Problem requirements -
Nothing but the lines from the one that contains "Parse this screenshot: output" through the end of the listing should appear, set down exactly.

*** Task data ***

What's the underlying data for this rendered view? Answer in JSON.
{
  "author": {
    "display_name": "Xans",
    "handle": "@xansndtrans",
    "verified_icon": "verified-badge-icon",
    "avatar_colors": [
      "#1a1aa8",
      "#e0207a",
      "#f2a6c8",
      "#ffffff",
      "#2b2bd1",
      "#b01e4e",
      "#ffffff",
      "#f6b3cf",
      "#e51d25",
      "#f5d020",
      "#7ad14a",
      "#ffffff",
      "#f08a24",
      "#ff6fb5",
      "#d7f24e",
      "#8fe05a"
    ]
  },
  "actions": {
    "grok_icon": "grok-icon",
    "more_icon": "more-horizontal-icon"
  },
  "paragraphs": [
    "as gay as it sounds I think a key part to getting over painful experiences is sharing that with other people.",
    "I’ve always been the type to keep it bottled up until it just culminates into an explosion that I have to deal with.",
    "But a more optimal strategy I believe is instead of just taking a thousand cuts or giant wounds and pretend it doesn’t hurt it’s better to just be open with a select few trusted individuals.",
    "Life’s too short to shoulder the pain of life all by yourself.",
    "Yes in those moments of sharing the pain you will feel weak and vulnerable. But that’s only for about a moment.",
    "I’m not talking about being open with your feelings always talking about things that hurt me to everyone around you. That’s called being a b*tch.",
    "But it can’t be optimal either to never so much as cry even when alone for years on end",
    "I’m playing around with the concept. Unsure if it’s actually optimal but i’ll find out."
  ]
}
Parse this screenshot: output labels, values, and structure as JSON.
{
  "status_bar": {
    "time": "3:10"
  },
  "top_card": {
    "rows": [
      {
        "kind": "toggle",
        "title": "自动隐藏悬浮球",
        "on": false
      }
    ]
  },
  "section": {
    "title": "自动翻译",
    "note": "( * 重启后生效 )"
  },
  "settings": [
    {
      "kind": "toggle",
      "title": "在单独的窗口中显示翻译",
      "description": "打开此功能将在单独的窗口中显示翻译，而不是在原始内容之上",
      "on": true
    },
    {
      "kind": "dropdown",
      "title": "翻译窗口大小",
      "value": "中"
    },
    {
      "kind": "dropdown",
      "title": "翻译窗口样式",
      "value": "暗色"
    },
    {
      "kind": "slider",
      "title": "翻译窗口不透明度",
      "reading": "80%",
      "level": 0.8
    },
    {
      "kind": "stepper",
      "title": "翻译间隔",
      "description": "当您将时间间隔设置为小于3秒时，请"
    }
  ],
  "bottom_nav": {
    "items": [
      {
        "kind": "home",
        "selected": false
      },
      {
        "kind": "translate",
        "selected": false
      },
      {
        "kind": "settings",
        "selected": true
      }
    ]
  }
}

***

Result below -
Parse this screenshot: output labels, values, and structure as JSON.
{
  "status_bar": {
    "time": "3:10"
  },
  "top_card": {
    "rows": [
      {
        "kind": "toggle",
        "title": "自动隐藏悬浮球",
        "on": false
      }
    ]
  },
  "section": {
    "title": "自动翻译",
    "note": "( * 重启后生效 )"
  },
  "settings": [
    {
      "kind": "toggle",
      "title": "在单独的窗口中显示翻译",
      "description": "打开此功能将在单独的窗口中显示翻译，而不是在原始内容之上",
      "on": true
    },
    {
      "kind": "dropdown",
      "title": "翻译窗口大小",
      "value": "中"
    },
    {
      "kind": "dropdown",
      "title": "翻译窗口样式",
      "value": "暗色"
    },
    {
      "kind": "slider",
      "title": "翻译窗口不透明度",
      "reading": "80%",
      "level": 0.8
    },
    {
      "kind": "stepper",
      "title": "翻译间隔",
      "description": "当您将时间间隔设置为小于3秒时，请"
    }
  ],
  "bottom_nav": {
    "items": [
      {
        "kind": "home",
        "selected": false
      },
      {
        "kind": "translate",
        "selected": false
      },
      {
        "kind": "settings",
        "selected": true
      }
    ]
  }
}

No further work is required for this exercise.